Dive into Summer reading season with “Mexican Gothic”, a captivating gothic tale sure to appeal to both horror fans and literary lovers.
When thinking of gothic horror, 1950’s Mexico is one of the last places that come to mind. Silvia Moreno-Garcia’s novel Mexican Gothic brings the glitzy character of socialite Noemí Taboada and throws her into a place of despair and ruin. It’s a refreshing take that keeps true to the genre’s key elements and creates a story as memorable as it is horrific.
Upon receiving a nonsensical letter from Catalina Doyle, Noemí is sent from Mexico City to the countryside to investigate her newlywed cousin’s mysterious ailment. When she arrives at High Place, she is met with more questions and secrets the Doyles wish to keep buried deeper than the caverns of their closed silver mines. Her sass and glamour make her stand out from the crumbling estate’s walls, and her micro-aggressive hosts make it clear that it is not a place she belongs.
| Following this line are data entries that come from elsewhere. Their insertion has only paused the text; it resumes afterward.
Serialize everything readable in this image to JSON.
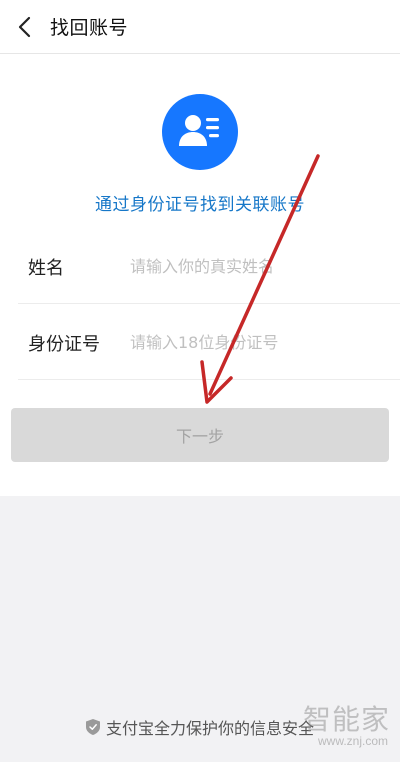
{
  "header": {
    "title": "找回账号",
    "back_icon": "chevron-left-icon"
  },
  "hero": {
    "icon": "id-card-person-icon",
    "subtitle": "通过身份证号找到关联账号"
  },
  "form": {
    "name_label": "姓名",
    "name_placeholder": "请输入你的真实姓名",
    "name_value": "",
    "id_label": "身份证号",
    "id_placeholder": "请输入18位身份证号",
    "id_value": ""
  },
  "actions": {
    "next_label": "下一步"
  },
  "footer": {
    "icon": "shield-icon",
    "text": "支付宝全力保护你的信息安全"
  },
  "watermark": {
    "title": "智能家",
    "url": "www.znj.com"
  },
  "colors": {
    "accent": "#1677ff",
    "subtitle": "#1677c8",
    "button_disabled_bg": "#d9d9d9",
    "annotation_arrow": "#c62828"
  }
}
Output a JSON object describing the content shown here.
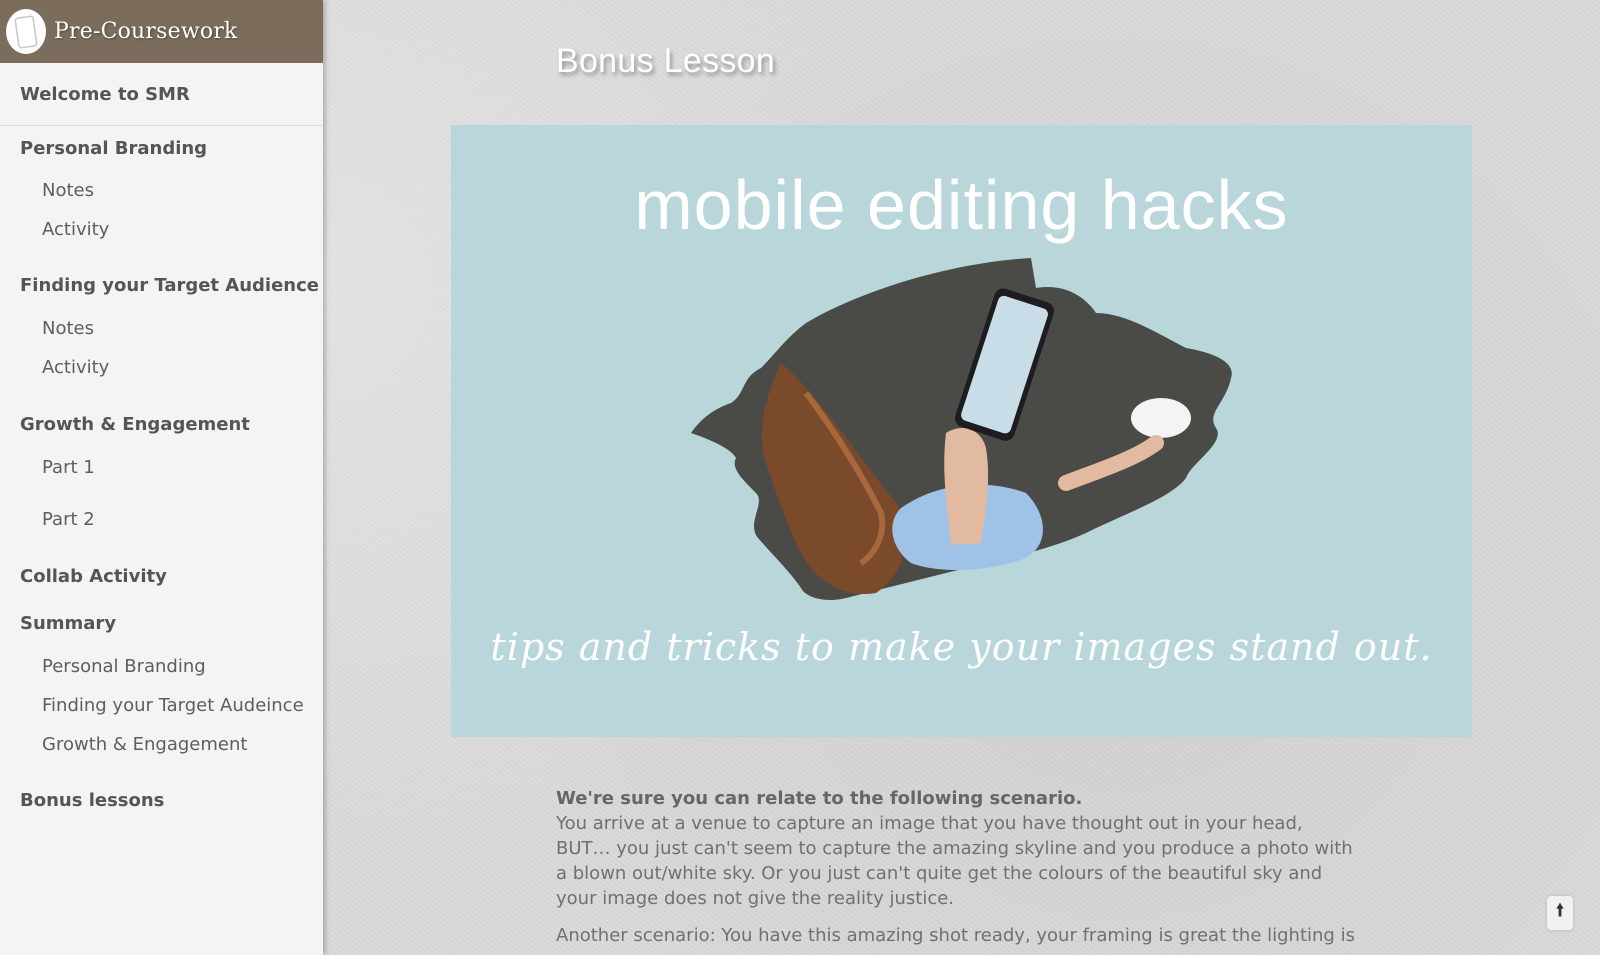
{
  "sidebar": {
    "brand_title": "Pre-Coursework",
    "logo_icon": "tablet-icon",
    "welcome": "Welcome to SMR",
    "sections": {
      "personal_branding": {
        "label": "Personal Branding",
        "items": [
          "Notes",
          "Activity"
        ]
      },
      "target_audience": {
        "label": "Finding your Target Audience",
        "items": [
          "Notes",
          "Activity"
        ]
      },
      "growth": {
        "label": "Growth & Engagement",
        "items": [
          "Part 1",
          "Part 2"
        ]
      },
      "collab": {
        "label": "Collab Activity"
      },
      "summary": {
        "label": "Summary",
        "items": [
          "Personal Branding",
          "Finding your Target Audeince",
          "Growth & Engagement"
        ]
      },
      "bonus": {
        "label": "Bonus lessons"
      }
    }
  },
  "main": {
    "page_title": "Bonus Lesson",
    "hero": {
      "heading": "mobile editing hacks",
      "tagline": "tips and tricks to make your images stand out.",
      "background_color": "#b9d7da"
    },
    "intro_heading": "We're sure you can relate to the following scenario.",
    "paragraph_1": "You arrive at a venue to capture an image that you have thought out in your head, BUT… you just can't seem to capture the amazing skyline and you produce a photo with a blown out/white sky. Or you just can't quite get the colours of the beautiful sky and your image does not give the reality justice.",
    "paragraph_2": "Another scenario: You have this amazing shot ready, your framing is great the lighting is awesome,"
  },
  "scroll_top_icon": "arrow-up-icon",
  "colors": {
    "sidebar_header": "#7b6c5b",
    "sidebar_bg": "#f4f4f4",
    "text": "#707070"
  }
}
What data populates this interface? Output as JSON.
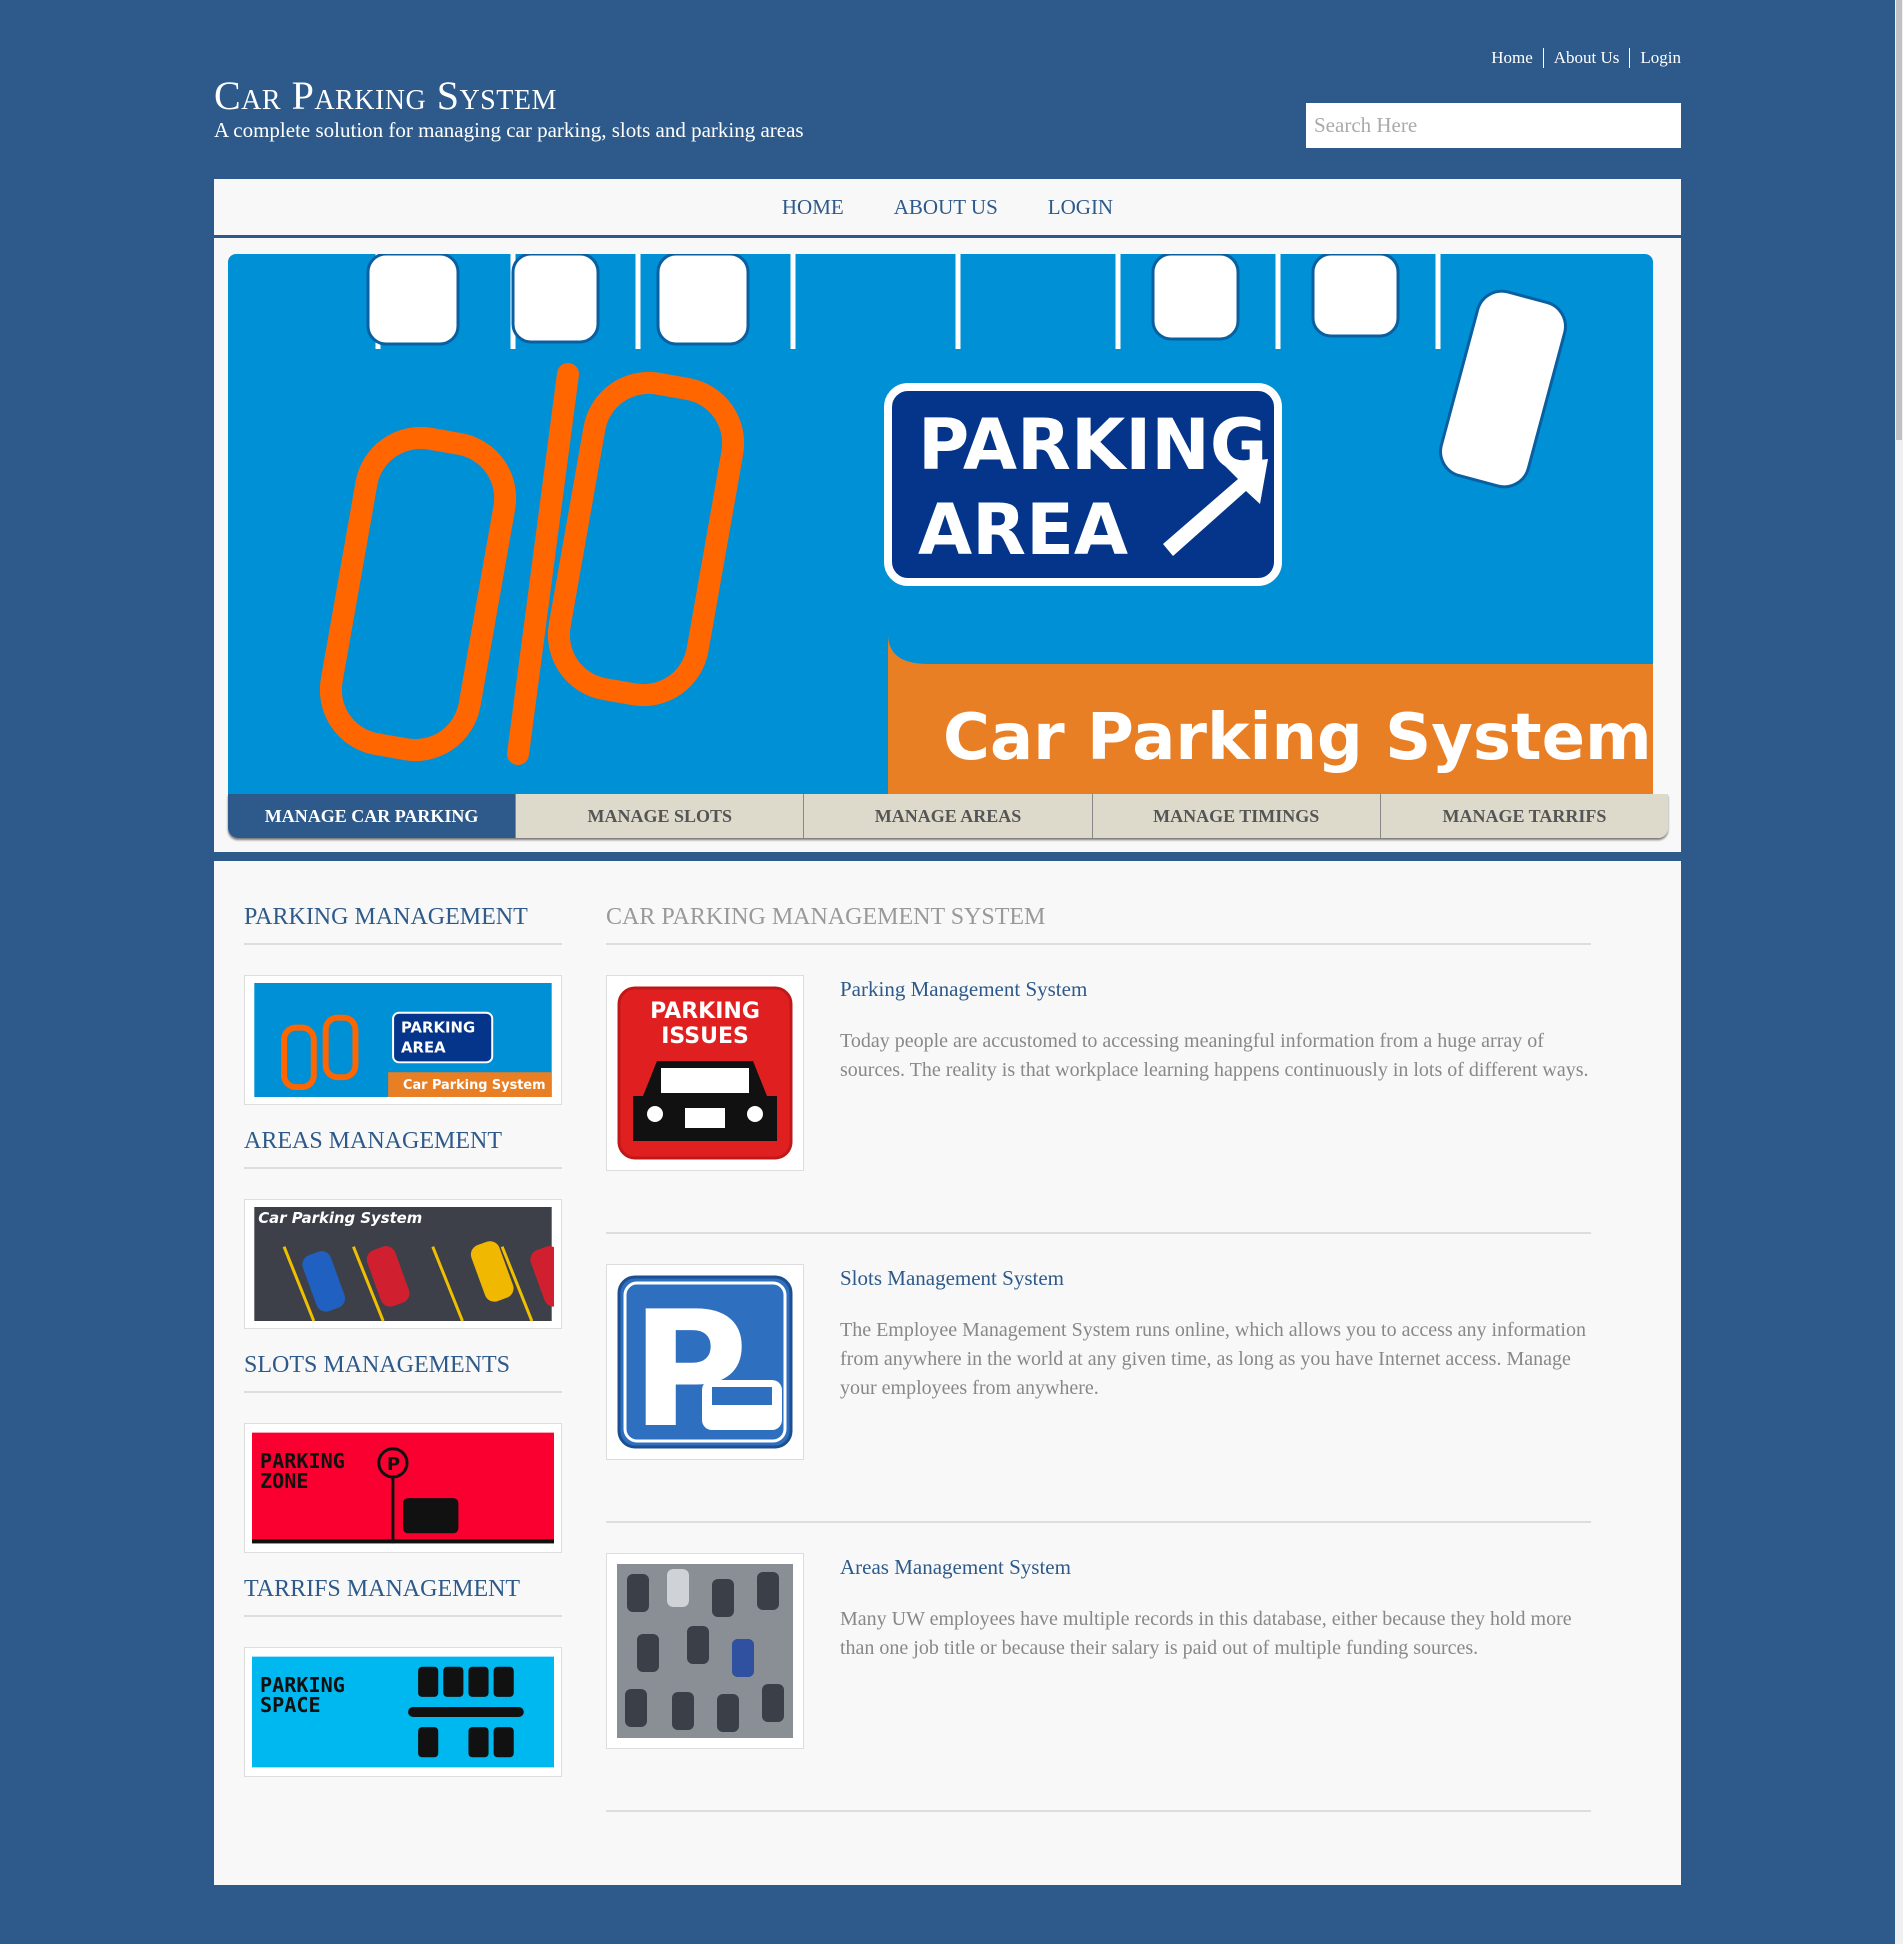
{
  "top_links": [
    "Home",
    "About Us",
    "Login"
  ],
  "site": {
    "title": "Car Parking System",
    "subtitle": "A complete solution for managing car parking, slots and parking areas"
  },
  "search": {
    "placeholder": "Search Here",
    "value": ""
  },
  "nav": [
    "HOME",
    "ABOUT US",
    "LOGIN"
  ],
  "banner": {
    "sign_line1": "PARKING",
    "sign_line2": "AREA",
    "caption": "Car Parking System"
  },
  "tabs": [
    "MANAGE CAR PARKING",
    "MANAGE SLOTS",
    "MANAGE AREAS",
    "MANAGE TIMINGS",
    "MANAGE TARRIFS"
  ],
  "active_tab": 0,
  "sidebar": [
    {
      "heading": "PARKING MANAGEMENT",
      "image_text": [
        "PARKING",
        "AREA",
        "Car Parking System"
      ]
    },
    {
      "heading": "AREAS MANAGEMENT",
      "image_text": [
        "Car Parking System"
      ]
    },
    {
      "heading": "SLOTS MANAGEMENTS",
      "image_text": [
        "PARKING",
        "ZONE",
        "P"
      ]
    },
    {
      "heading": "TARRIFS MANAGEMENT",
      "image_text": [
        "PARKING",
        "SPACE"
      ]
    }
  ],
  "content": {
    "heading": "CAR PARKING MANAGEMENT SYSTEM",
    "articles": [
      {
        "title": "Parking Management System",
        "text": "Today people are accustomed to accessing meaningful information from a huge array of sources. The reality is that workplace learning happens continuously in lots of different ways.",
        "image_text": [
          "PARKING",
          "ISSUES"
        ]
      },
      {
        "title": "Slots Management System",
        "text": "The Employee Management System runs online, which allows you to access any information from anywhere in the world at any given time, as long as you have Internet access. Manage your employees from anywhere.",
        "image_text": [
          "P"
        ]
      },
      {
        "title": "Areas Management System",
        "text": "Many UW employees have multiple records in this database, either because they hold more than one job title or because their salary is paid out of multiple funding sources."
      }
    ]
  },
  "colors": {
    "brand": "#2d5a8a",
    "banner_blue": "#0090d6",
    "banner_orange": "#e97f24",
    "tab_bg": "#dedacb"
  }
}
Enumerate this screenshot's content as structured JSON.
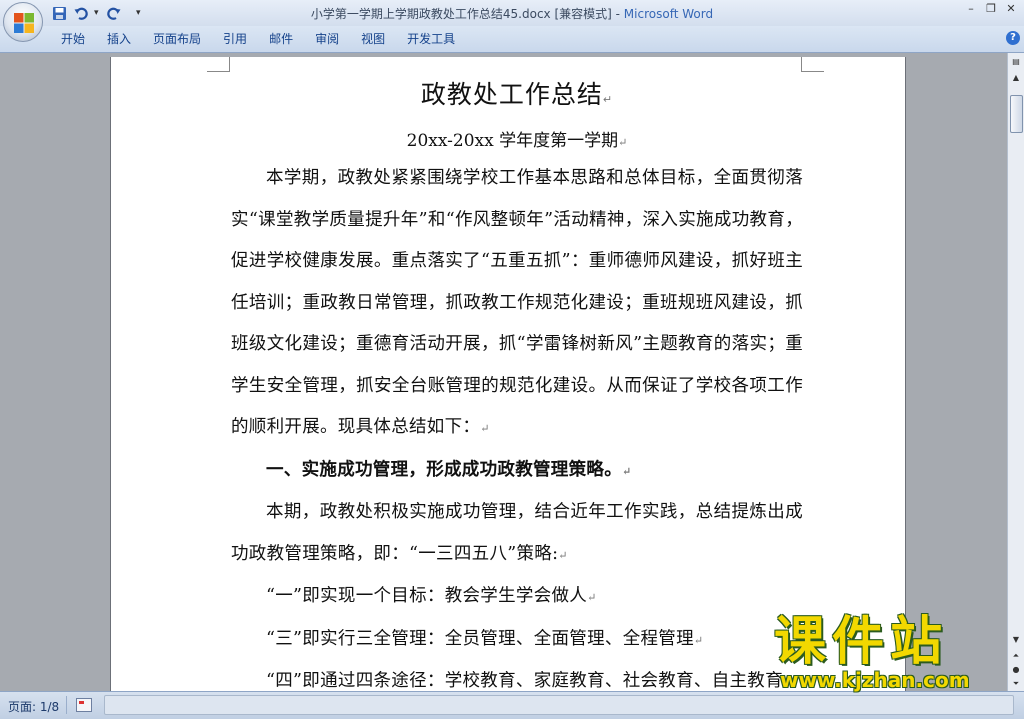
{
  "window": {
    "title": "小学第一学期上学期政教处工作总结45.docx [兼容模式]",
    "separator": " - ",
    "app_name": "Microsoft Word"
  },
  "quick_access": {
    "save_icon": "save-icon",
    "undo_icon": "undo-icon",
    "redo_icon": "redo-icon",
    "customize_icon": "customize-qat-icon"
  },
  "ribbon": {
    "tabs": [
      {
        "label": "开始"
      },
      {
        "label": "插入"
      },
      {
        "label": "页面布局"
      },
      {
        "label": "引用"
      },
      {
        "label": "邮件"
      },
      {
        "label": "审阅"
      },
      {
        "label": "视图"
      },
      {
        "label": "开发工具"
      }
    ],
    "help_symbol": "?"
  },
  "document": {
    "title": "政教处工作总结",
    "subtitle": "20xx-20xx 学年度第一学期",
    "paragraph_mark": "↵",
    "paragraphs": [
      {
        "text": "本学期，政教处紧紧围绕学校工作基本思路和总体目标，全面贯彻落实“课堂教学质量提升年”和“作风整顿年”活动精神，深入实施成功教育，促进学校健康发展。重点落实了“五重五抓”：重师德师风建设，抓好班主任培训；重政教日常管理，抓政教工作规范化建设；重班规班风建设，抓班级文化建设；重德育活动开展，抓“学雷锋树新风”主题教育的落实；重学生安全管理，抓安全台账管理的规范化建设。从而保证了学校各项工作的顺利开展。现具体总结如下："
      },
      {
        "text": "一、实施成功管理，形成成功政教管理策略。"
      },
      {
        "text": "本期，政教处积极实施成功管理，结合近年工作实践，总结提炼出成功政教管理策略，即：“一三四五八”策略:"
      },
      {
        "text": "“一”即实现一个目标：教会学生学会做人"
      },
      {
        "text": "“三”即实行三全管理：全员管理、全面管理、全程管理"
      },
      {
        "text": "“四”即通过四条途径：学校教育、家庭教育、社会教育、自主教育"
      }
    ]
  },
  "status_bar": {
    "page_info": "页面: 1/8",
    "proofing_icon": "proofing-icon"
  },
  "watermark": {
    "main": "课件站",
    "url": "www.kjzhan.com"
  }
}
“Heroine” is not the first word that comes to mind when readers meet Noemí.
She seems more concerned with socializing and her freedom than anything else. As passionate as she is intelligent, her love for her cousin and unwillingness to ignore her cry for help leads her into a darkness that she never knew existed. Plagued with nightmares and constant self-doubt, she’s a relatable character that continues to push forward in search of the truth.
Moreno-Garcia lures readers into the molding walls of High Place, a former grade estate that is a decaying shadow of its former self.
There’s an immediate level of anxiety from the moment Noemí steps onto the grounds.
What starts as innocuous unease gradually peels away to reveal the monstrous secrets and ideologies of the Doyle family. The estate takes on its own spectral persona, slowly suffocating both Noemí and the reader and leaving them itching for an escape. The language Moreno-Garcia uses paints a vividly bleak image of the suffocating mansion atop the mountain.
The mystery’s grip on me was immediate and only left a small trail of breadcrumbs to lead me into the next twist.
When I realized what was happening, I was thoroughly disgusted, horrified, and unable to put the book down. The true villains are far worse than any haunting as there’s a heavy focus on the horror of being a woman of color under the white male gaze.
Much of the novel is spent building tension in true gothic horror style and laying the foundation for subtle yet ever-present terror.
Despite this, the plot remains gripping, leading up to the moment that the tension finally breaks.
With its recent acclimations and success, it’s no surprise that Mexican Gothic has caught the eyes of television producers. Penguin Random House has confirmed that Hulu will be adapting it into a limited series produced by Kelly Ripa and Mark Consuelos. I’ll definitely be tuning in when it premiers, and I’d highly encourage anyone who enjoyed Crimson Peak to add it to their list as well.
Moreno-Garcia’s Mexican Gothic is a triumph of gothic horror with an appeal to many audiences.
Horror fans will be fascinated with the story’s lore, mystery lovers will be thrilled piecing together the odd occurrences at High Place, and bookworms will love the beautiful prose among the dark plotlines. It’s a fantastic step into the world of literary horror and is an absolute must-read.